▶ [WORK REQUIRED]
Copy out all lines of the listing below that hold "symbol".

################

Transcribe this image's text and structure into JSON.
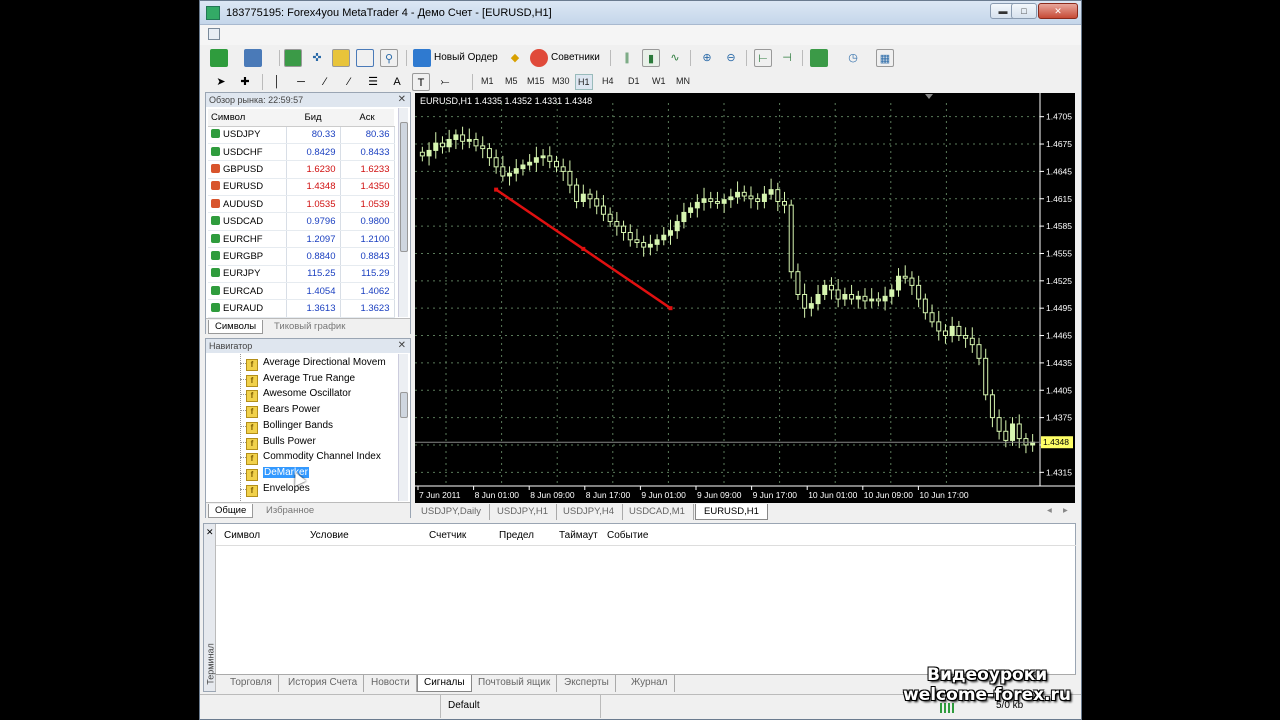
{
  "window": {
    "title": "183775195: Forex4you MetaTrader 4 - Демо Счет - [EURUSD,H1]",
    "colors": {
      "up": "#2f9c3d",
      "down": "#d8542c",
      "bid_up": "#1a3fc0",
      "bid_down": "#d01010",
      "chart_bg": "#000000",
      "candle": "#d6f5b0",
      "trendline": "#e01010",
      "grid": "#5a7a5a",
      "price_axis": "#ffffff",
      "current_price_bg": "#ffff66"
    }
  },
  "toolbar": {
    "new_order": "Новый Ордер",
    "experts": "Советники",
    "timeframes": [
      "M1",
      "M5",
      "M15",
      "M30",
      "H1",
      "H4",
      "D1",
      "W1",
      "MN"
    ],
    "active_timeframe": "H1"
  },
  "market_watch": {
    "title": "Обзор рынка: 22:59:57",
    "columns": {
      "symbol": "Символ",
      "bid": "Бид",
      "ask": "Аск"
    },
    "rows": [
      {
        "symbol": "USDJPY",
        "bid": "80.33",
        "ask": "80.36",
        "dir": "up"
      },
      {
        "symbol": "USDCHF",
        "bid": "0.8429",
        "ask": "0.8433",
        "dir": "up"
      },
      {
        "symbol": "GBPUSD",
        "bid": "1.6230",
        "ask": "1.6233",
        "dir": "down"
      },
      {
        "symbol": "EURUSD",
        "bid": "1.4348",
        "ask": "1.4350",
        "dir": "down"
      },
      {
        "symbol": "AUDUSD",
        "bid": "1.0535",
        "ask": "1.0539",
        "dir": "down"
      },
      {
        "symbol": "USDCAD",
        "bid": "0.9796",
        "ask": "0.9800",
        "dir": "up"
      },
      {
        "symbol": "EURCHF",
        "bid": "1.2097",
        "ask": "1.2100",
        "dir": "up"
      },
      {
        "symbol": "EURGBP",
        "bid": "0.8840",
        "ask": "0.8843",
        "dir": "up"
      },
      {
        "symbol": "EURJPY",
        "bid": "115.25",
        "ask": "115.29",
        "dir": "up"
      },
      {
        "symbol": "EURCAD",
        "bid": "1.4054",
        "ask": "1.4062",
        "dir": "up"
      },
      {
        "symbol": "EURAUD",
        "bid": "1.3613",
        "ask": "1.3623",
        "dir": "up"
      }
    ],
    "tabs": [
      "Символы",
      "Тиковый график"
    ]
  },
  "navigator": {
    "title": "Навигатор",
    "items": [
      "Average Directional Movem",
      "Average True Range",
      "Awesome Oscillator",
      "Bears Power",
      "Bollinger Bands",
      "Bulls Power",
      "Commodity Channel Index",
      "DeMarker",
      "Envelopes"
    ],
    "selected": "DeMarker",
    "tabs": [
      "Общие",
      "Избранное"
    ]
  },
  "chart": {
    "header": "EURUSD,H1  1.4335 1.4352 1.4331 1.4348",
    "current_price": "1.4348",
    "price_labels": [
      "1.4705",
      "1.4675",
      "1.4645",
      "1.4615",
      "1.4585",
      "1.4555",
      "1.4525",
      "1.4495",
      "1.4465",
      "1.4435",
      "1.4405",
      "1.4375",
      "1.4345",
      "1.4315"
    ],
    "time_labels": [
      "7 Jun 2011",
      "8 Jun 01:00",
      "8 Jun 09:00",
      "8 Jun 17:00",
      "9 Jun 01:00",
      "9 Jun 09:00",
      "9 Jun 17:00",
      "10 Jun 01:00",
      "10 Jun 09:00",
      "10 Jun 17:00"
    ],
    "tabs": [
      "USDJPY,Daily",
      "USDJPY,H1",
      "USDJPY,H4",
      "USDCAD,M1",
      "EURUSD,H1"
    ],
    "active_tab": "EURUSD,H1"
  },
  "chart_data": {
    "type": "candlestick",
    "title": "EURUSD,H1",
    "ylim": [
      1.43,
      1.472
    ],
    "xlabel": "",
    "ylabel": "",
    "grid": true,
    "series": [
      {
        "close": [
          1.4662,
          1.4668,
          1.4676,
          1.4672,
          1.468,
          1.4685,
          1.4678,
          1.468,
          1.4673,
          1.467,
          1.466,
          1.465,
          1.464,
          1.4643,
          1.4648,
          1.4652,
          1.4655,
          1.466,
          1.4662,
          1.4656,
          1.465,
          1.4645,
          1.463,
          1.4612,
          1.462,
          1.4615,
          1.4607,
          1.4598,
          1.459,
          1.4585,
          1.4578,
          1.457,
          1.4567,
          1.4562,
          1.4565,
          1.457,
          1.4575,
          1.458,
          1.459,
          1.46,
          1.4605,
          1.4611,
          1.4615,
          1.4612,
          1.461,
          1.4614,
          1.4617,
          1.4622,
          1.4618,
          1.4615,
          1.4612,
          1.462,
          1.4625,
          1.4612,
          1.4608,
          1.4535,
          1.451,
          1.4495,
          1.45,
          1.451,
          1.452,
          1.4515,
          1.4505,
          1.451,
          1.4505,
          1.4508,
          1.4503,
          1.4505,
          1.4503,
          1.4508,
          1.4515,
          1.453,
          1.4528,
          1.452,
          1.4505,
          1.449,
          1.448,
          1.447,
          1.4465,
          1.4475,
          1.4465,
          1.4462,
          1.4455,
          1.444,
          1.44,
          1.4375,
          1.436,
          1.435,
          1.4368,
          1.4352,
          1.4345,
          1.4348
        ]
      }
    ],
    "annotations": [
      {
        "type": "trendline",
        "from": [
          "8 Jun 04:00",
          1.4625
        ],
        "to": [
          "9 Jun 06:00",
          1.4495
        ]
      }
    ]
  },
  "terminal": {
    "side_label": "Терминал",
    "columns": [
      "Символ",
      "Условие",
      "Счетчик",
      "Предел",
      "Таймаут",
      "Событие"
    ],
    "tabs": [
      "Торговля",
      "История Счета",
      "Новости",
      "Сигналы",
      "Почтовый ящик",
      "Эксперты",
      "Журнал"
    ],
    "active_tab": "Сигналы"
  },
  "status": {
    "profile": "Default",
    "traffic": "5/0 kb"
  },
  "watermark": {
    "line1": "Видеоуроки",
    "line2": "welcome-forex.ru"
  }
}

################

▶ [ANSWER SECTION]
      "symbol": "Символ",
        "symbol": "USDJPY",
        "symbol": "USDCHF",
        "symbol": "GBPUSD",
        "symbol": "EURUSD",
        "symbol": "AUDUSD",
        "symbol": "USDCAD",
        "symbol": "EURCHF",
        "symbol": "EURGBP",
        "symbol": "EURJPY",
        "symbol": "EURCAD",
        "symbol": "EURAUD",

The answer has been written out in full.